## WHAT THE TASK ASKS
Apart from the images, every record here needs to be copied exactly.
[MATERIAL PROVIDED Boundary: Start]
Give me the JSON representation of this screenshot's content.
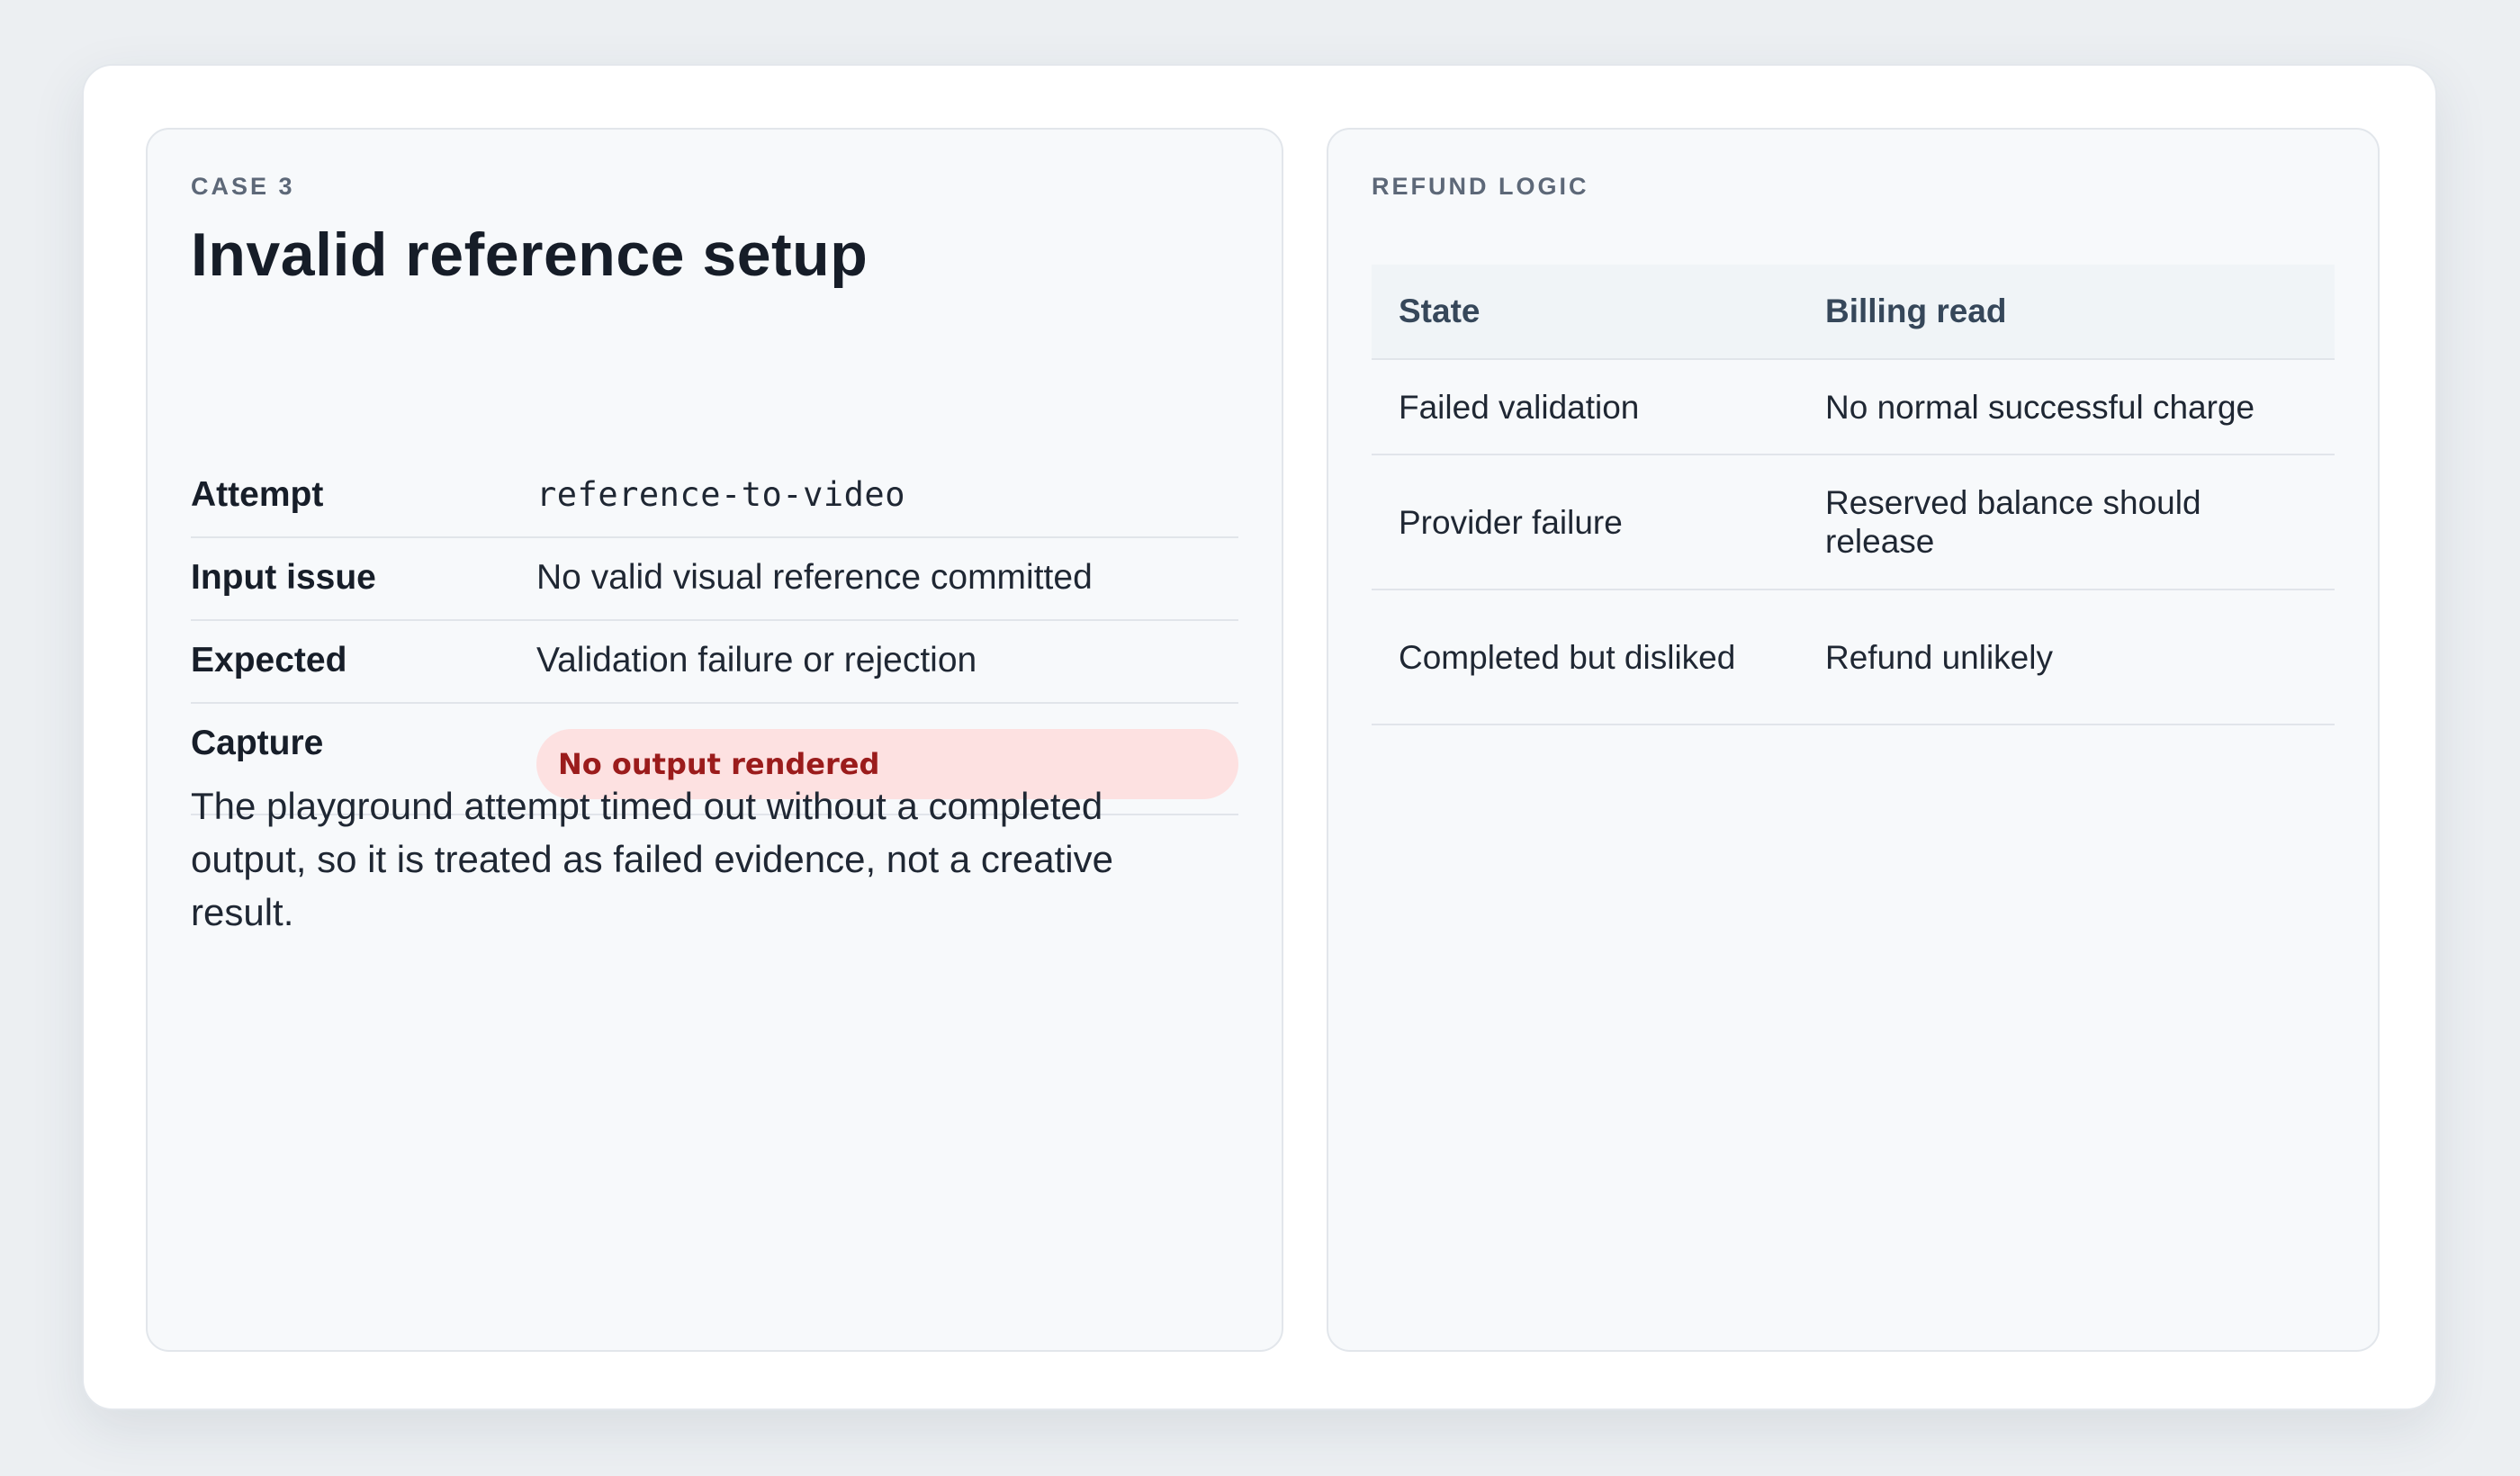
{
  "case": {
    "eyebrow": "CASE 3",
    "title": "Invalid reference setup",
    "details": [
      {
        "label": "Attempt",
        "value": "reference-to-video"
      },
      {
        "label": "Input issue",
        "value": "No valid visual reference committed"
      },
      {
        "label": "Expected",
        "value": "Validation failure or rejection"
      },
      {
        "label": "Capture",
        "value": "No output rendered"
      }
    ],
    "note": "The playground attempt timed out without a completed output, so it is treated as failed evidence, not a creative result.",
    "status_color": "#9b1c1c"
  },
  "refund": {
    "eyebrow": "REFUND LOGIC",
    "columns": [
      "State",
      "Billing read"
    ],
    "rows": [
      [
        "Failed validation",
        "No normal successful charge"
      ],
      [
        "Provider failure",
        "Reserved balance should release"
      ],
      [
        "Completed but disliked",
        "Refund unlikely"
      ]
    ]
  }
}
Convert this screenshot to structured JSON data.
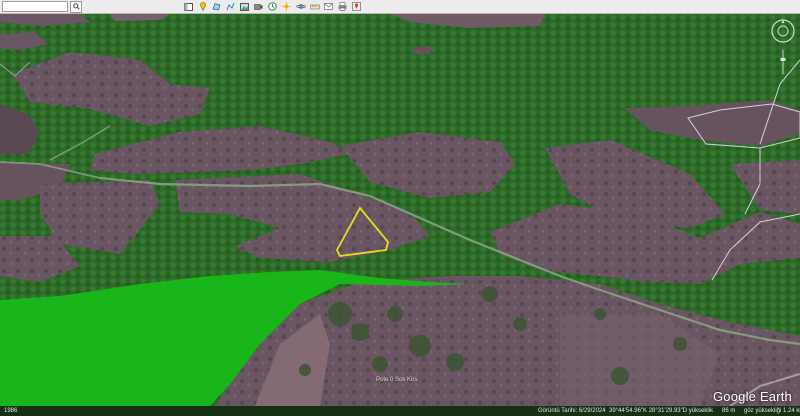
{
  "toolbar": {
    "search_value": "",
    "tools": [
      {
        "name": "hide-sidebar-icon"
      },
      {
        "name": "placemark-icon"
      },
      {
        "name": "polygon-icon"
      },
      {
        "name": "path-icon"
      },
      {
        "name": "image-overlay-icon"
      },
      {
        "name": "tour-icon"
      },
      {
        "name": "historical-imagery-icon"
      },
      {
        "name": "sun-icon"
      },
      {
        "name": "planets-icon"
      },
      {
        "name": "ruler-icon"
      },
      {
        "name": "email-icon"
      },
      {
        "name": "print-icon"
      },
      {
        "name": "google-maps-icon"
      }
    ]
  },
  "map": {
    "label": "Pote 0 Sok Kirs",
    "logo": "Google Earth",
    "scale_label": "1986"
  },
  "status": {
    "imagery_date": "Görüntü Tarihi: 6/29/2024",
    "coordinates": "39°44'54.96\"K 28°31'29.93\"D yükseklik",
    "elevation": "86 m",
    "eye_alt": "göz yüksekliği 1.24 km"
  },
  "colors": {
    "forest": "#2f6b2a",
    "bright_overlay": "#1fc21a",
    "clearing": "#6e5a64",
    "polygon_outline": "#f0e61e",
    "boundary_outline": "#d8dde0"
  }
}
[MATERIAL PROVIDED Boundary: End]
## TASK SOLUTION
Give me the JSON representation of this screenshot's content.
{
  "case": {
    "eyebrow": "CASE 3",
    "title": "Invalid reference setup",
    "details": [
      {
        "label": "Attempt",
        "value": "reference-to-video"
      },
      {
        "label": "Input issue",
        "value": "No valid visual reference committed"
      },
      {
        "label": "Expected",
        "value": "Validation failure or rejection"
      },
      {
        "label": "Capture",
        "value": "No output rendered"
      }
    ],
    "note": "The playground attempt timed out without a completed output, so it is treated as failed evidence, not a creative result.",
    "status_color": "#9b1c1c"
  },
  "refund": {
    "eyebrow": "REFUND LOGIC",
    "columns": [
      "State",
      "Billing read"
    ],
    "rows": [
      [
        "Failed validation",
        "No normal successful charge"
      ],
      [
        "Provider failure",
        "Reserved balance should release"
      ],
      [
        "Completed but disliked",
        "Refund unlikely"
      ]
    ]
  }
}
Convert this screenshot to structured JSON data.
{
  "toolbar": {
    "search_value": "",
    "tools": [
      {
        "name": "hide-sidebar-icon"
      },
      {
        "name": "placemark-icon"
      },
      {
        "name": "polygon-icon"
      },
      {
        "name": "path-icon"
      },
      {
        "name": "image-overlay-icon"
      },
      {
        "name": "tour-icon"
      },
      {
        "name": "historical-imagery-icon"
      },
      {
        "name": "sun-icon"
      },
      {
        "name": "planets-icon"
      },
      {
        "name": "ruler-icon"
      },
      {
        "name": "email-icon"
      },
      {
        "name": "print-icon"
      },
      {
        "name": "google-maps-icon"
      }
    ]
  },
  "map": {
    "label": "Pote 0 Sok Kirs",
    "logo": "Google Earth",
    "scale_label": "1986"
  },
  "status": {
    "imagery_date": "Görüntü Tarihi: 6/29/2024",
    "coordinates": "39°44'54.96\"K 28°31'29.93\"D yükseklik",
    "elevation": "86 m",
    "eye_alt": "göz yüksekliği 1.24 km"
  },
  "colors": {
    "forest": "#2f6b2a",
    "bright_overlay": "#1fc21a",
    "clearing": "#6e5a64",
    "polygon_outline": "#f0e61e",
    "boundary_outline": "#d8dde0"
  }
}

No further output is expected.